The following summary presents key aspects of the code. Students should consult the code itself for complete information on each point.
Filing a Complaint
Any individual may file a complaint against a student suspected of violating the code by notifying the dean of students (or equivalent) or the director of student conduct in the Office of Student Conduct.
Upon receipt of a complaint, a preliminary review is conducted by a judicial officer to assess the evidence and determine if it is sufficient to proceed to a hearing. The individual conducting this review also assesses the seriousness of the charges. The most serious charges can, upon a finding of responsibility, result in separation from the university (suspension or expulsion). These serious cases are decided at university hearings or disciplinary conferences. Less serious offenses (nonseparable offenses) are heard at disciplinary conferences.
The following offenses are deemed serious enough to result potentially in separation from the university should a student be found responsible:
1. violations of academic integrity
2. forgery, unauthorized alteration or unauthorized use of any university documents or records or any instrument or form of identification
3. intentionally furnishing false information to the university
4. intentionally initiating or causing to be initiated any false report, warning, or threat of fire, explosion, or other emergency
5. use of force against any person or property or the threat of such force
6. sexual assault or nonconsensual sexual contact
8. violation of the university's Student Life Policy against Verbal Assault, Defamation, and Harassment
9. unauthorized entry into, unauthorized use of, or misuse of university property, including computers and data and voice communication networks
10. intentionally or recklessly endangering the welfare of any individual
11. intentionally or recklessly interfering with any university activity
12. intentionally or recklessly interfering with any university-sponsored activity
13. use, possession, or storage of any weapon, dangerous chemical, fireworks, or explosive, whether or not a federal or state license to possess the same has been issued to the possessor
14. the distribution of alcohol, narcotics, or dangerous drugs on university property or among members of the university community, if such distribution is illegal, or the possession of a sufficiently large quantity as to indicate an intention to distribute illegally
15. theft of university services or theft of, or intentional or reckless damage to, university property or property in the possession of, or owned by, a member of the university community, including the knowing possession of stolen property (Intentional or reckless misuse of fire safety equipment is regarded as damage under this section of the code. The definition of theft includes theft or abuse of computer time.)
16. the violation of the ethical code of one's intended profession either by graduate students enrolled in any of the university's professional or graduate schools or by undergraduate students in clinical courses or settings related to their intended profession
17. violations of federal, state, or local law where such violations have an adverse effect on the educational mission of the university
18. failure to comply with the lawful directions of university officials, including campus police officers acting in performance of their duties
19. knowingly providing false testimony or evidence; disruption or interference with the orderly conduct of a disciplinary conference or hearing; violating the terms of any disciplinary sanction imposed in accordance with this code; or any other abuse of the university's disciplinary procedures

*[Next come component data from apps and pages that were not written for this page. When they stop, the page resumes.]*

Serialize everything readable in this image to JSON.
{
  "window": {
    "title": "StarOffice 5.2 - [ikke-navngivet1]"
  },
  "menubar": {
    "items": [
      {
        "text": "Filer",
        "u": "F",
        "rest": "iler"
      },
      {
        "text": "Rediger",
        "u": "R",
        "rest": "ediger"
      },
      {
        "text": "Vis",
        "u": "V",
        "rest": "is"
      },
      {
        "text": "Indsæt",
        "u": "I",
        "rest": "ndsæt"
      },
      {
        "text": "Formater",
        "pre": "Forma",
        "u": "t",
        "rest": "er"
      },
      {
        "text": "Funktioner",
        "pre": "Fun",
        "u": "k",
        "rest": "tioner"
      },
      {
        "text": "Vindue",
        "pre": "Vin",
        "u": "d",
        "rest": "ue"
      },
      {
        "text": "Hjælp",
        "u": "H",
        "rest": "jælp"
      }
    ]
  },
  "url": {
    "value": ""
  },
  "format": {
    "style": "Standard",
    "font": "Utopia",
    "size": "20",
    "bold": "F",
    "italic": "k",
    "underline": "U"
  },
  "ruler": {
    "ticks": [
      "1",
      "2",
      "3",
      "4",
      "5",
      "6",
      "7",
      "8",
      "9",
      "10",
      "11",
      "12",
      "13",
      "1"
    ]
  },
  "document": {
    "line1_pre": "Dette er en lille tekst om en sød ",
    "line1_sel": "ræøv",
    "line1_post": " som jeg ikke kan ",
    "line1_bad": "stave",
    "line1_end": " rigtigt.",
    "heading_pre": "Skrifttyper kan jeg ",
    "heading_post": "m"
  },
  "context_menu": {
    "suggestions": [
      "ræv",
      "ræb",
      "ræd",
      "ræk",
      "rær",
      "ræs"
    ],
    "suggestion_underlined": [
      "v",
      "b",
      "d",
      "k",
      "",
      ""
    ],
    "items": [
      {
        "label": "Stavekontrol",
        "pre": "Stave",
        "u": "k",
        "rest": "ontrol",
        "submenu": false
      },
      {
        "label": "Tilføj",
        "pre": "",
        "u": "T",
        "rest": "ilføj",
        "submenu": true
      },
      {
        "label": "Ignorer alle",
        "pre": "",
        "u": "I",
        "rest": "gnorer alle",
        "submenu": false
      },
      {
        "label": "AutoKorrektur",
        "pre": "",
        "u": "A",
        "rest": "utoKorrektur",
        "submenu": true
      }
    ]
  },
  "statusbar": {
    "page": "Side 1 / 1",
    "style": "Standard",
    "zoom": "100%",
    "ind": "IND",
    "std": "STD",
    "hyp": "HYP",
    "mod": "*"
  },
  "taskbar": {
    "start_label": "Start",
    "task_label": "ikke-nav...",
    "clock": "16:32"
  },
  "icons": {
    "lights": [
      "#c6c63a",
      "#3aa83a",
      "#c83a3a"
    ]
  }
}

Both complainants and respondents may select a campus adviser to assist them during the disciplinary process. Campus advisers may fully represent students, including speaking on their behalf. The Office of Student Conduct maintains a list of trained campus advisers for this purpose. Students are free to select any members of the university community to serve as their advisers, whether they are on the list or not.
Complainants and respondents also may, at their own expense, seek the advice of an attorney in addition to that of a campus adviser. Attorneys are free to advise students, to assist in the preparation of their cases, and to attend hearings and disciplinary conferences, but may not speak on behalf of their clients or question witnesses at a hearing or disciplinary conference.
University hearings are presided over by a hearing officer and heard by a hearing board usually composed of three students and two faculty members. It is the hearing board's responsibility to determine whether the accused student is responsible or not responsible for violating the code. If the hearing board determines a student to be responsible by the standard of clear and convincing evidence, it also recommends a sanction for the offense to the vice president for student affairs. The vice president for student affairs considers the hearing board recommendation and determines the sanction.
A student found responsible for violating the code may appeal the finding, the sanction, and/or the process by which the decision was reached. Appeals are filed through the Office of Student Conduct, which forwards them to the Appeals Committee of the appropriate campus (Camden, Newark, New Brunswick).